Abe stirs gadget-use debate in Diet

by Kazuaki Nagata

Staff Writer

Using iPads and other digital devices during Diet sessions is banned under current rules as well as custom, but this may change after Prime Minister Shinzo Abe said the devices may invigorate deliberations.

Abe made the remark at an Upper House audit committee meeting Monday when he was questioned about Ichiro Komatsu, the top bureaucrat at the Cabinet Legislation Bureau.

On March 25, Komatsu responded to a question from an opposition lawmaker after reading an email on a staffer’s cellphone during an Upper House foreign affairs and defense committee session because he did not have an answer prepared.

After panel members pointed out the rules, Komatsu apologized and retracted his answer.

According to the Upper House rules, people are not allowed to bring cellphones, pagers, computers, recording devices, radios and other related devices to committee and plenary sessions as they could disturb discussions.

On Monday, a DPJ member criticized Komatsu and urged Abe to relieve him of his post.

“The principle is that bringing cellphones is not permitted. I think it’s an unthinkable act that goes against common sense to answer questions with a phone in his hand,” said Yoshitaka Saito of DPJ.

While Abe said Komatsu should reflect on his act, he also defended him, saying Komatsu was simply using someone’s cellphone to try to answer a question and that he wasn’t calling or emailing about unrelated matters.

Abe also said that digital devices could actually be helpful at the Diet sessions.

“There is an argument that discussions may be facilitated more by using a device like an iPad,” Abe said.

Lawmakers usually use paper boards as presentation aids when fielding questions at committee sessions.

The Upper House’s rule on digital devices was decided in 1995 by lawmakers and has no legal binding power.

The Lower House’s rule, decided in 1996, differs little from the Upper House’s.

  • phu

    Wow… “he looked something up on a phone to try and give an accurate answer… he must be fired, now!” Saito needs a serious reality check; this is ridiculously literal and ignores the intent of the rule in favor of absolute, unthinking obedience.

    Not to say that’s surprising in this context… but it’s still something people should consider alarming, particularly the people this person is supposed to be representing.

    For once I’m with Abe. Phones should be silenced if they’re allowed at all, but yes, the ability we have at our fingertips to get information and answer questions with digital devices has great potential as an aid for legislators if used responsibly (I would definitely call Komatsu’s use here responsible).

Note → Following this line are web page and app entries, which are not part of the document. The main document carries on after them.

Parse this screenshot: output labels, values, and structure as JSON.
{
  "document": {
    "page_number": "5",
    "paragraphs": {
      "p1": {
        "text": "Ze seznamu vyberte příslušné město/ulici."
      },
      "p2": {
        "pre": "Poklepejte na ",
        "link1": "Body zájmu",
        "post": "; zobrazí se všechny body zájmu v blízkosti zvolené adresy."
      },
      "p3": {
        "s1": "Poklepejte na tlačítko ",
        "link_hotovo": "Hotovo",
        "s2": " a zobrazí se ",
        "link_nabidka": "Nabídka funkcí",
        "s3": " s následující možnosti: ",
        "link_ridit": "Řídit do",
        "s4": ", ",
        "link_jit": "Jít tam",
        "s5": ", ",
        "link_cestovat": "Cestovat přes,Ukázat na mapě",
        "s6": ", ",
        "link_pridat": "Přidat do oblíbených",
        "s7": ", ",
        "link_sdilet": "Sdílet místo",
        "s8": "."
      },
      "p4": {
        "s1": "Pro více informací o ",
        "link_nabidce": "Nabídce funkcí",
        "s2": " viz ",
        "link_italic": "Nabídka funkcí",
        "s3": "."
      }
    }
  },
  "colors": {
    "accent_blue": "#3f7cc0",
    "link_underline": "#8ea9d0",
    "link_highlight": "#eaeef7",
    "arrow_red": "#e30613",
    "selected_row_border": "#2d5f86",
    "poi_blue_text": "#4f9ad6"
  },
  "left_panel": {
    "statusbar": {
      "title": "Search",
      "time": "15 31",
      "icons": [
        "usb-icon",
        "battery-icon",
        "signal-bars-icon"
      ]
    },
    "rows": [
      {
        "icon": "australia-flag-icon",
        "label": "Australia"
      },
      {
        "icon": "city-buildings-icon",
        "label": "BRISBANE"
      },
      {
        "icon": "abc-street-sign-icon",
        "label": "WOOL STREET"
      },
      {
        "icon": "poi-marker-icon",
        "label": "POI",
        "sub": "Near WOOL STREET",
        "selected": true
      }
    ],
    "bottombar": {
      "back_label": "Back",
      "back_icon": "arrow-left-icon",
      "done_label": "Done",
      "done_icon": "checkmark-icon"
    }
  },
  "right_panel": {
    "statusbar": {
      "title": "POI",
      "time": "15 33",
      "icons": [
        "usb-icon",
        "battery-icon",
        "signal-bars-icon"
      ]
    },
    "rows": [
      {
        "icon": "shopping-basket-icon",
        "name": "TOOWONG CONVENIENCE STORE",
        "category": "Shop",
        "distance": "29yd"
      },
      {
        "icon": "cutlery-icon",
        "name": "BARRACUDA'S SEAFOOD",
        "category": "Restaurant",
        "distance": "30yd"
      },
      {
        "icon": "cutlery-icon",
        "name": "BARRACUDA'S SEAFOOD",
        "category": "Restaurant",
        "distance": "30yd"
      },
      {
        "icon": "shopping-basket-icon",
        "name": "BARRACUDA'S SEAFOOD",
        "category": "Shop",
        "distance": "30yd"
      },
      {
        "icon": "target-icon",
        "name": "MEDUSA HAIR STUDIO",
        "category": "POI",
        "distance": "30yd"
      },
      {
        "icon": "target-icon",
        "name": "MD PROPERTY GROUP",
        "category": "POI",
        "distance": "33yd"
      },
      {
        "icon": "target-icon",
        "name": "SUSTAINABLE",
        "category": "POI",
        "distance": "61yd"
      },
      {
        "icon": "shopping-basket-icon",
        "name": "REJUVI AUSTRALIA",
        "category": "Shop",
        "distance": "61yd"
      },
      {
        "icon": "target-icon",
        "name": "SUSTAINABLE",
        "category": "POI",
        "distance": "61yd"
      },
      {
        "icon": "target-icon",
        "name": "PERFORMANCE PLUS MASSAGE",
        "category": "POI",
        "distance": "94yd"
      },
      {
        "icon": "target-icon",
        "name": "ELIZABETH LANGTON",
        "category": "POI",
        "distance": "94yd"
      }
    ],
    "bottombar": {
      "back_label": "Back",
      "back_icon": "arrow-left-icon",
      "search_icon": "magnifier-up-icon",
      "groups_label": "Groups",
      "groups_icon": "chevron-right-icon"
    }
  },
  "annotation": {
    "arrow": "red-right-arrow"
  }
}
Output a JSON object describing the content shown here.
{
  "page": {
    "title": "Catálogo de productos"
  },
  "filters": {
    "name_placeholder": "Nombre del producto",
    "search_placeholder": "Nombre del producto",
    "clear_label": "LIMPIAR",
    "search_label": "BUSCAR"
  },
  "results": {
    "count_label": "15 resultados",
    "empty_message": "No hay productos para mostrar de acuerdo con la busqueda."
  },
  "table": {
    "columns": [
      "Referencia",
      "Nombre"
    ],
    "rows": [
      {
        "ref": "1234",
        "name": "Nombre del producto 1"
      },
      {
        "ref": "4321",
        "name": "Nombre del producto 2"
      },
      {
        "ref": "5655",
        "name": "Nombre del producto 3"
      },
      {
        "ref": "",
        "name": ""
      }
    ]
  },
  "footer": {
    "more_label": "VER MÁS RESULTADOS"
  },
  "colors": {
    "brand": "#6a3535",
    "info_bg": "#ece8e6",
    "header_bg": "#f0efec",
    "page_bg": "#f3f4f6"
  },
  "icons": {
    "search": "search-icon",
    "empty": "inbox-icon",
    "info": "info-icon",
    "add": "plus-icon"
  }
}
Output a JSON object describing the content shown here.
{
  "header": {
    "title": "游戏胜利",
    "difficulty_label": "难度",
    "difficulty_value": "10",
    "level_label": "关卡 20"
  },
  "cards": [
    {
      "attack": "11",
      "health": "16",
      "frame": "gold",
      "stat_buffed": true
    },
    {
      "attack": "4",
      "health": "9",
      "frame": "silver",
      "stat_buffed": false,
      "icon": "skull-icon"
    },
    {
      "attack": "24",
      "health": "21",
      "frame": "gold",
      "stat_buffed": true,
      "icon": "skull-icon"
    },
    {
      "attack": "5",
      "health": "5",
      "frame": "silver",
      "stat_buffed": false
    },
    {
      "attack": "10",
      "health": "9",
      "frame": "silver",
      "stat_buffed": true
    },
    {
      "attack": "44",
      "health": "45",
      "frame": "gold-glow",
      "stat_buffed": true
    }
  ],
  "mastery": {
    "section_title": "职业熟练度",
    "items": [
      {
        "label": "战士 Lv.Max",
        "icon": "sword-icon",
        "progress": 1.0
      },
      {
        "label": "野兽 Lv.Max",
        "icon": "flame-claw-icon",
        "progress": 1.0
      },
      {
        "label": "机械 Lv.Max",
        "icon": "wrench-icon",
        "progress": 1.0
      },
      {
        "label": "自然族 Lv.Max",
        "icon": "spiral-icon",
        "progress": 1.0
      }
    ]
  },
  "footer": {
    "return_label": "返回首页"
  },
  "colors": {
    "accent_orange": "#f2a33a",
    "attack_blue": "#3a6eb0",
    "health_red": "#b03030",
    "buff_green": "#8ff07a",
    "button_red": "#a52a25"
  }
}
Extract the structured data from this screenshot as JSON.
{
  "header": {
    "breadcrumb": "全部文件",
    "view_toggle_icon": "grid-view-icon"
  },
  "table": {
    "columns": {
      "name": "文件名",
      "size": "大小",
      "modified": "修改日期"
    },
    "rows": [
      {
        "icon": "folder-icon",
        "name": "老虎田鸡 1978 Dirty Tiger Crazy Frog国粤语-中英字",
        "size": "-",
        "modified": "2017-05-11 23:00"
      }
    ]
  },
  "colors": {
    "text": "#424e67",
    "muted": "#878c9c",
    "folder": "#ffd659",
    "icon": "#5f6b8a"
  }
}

  • JimmyJM

    Permitting digital devices during sessions is probably a good idea. It might help keep the politicians awake.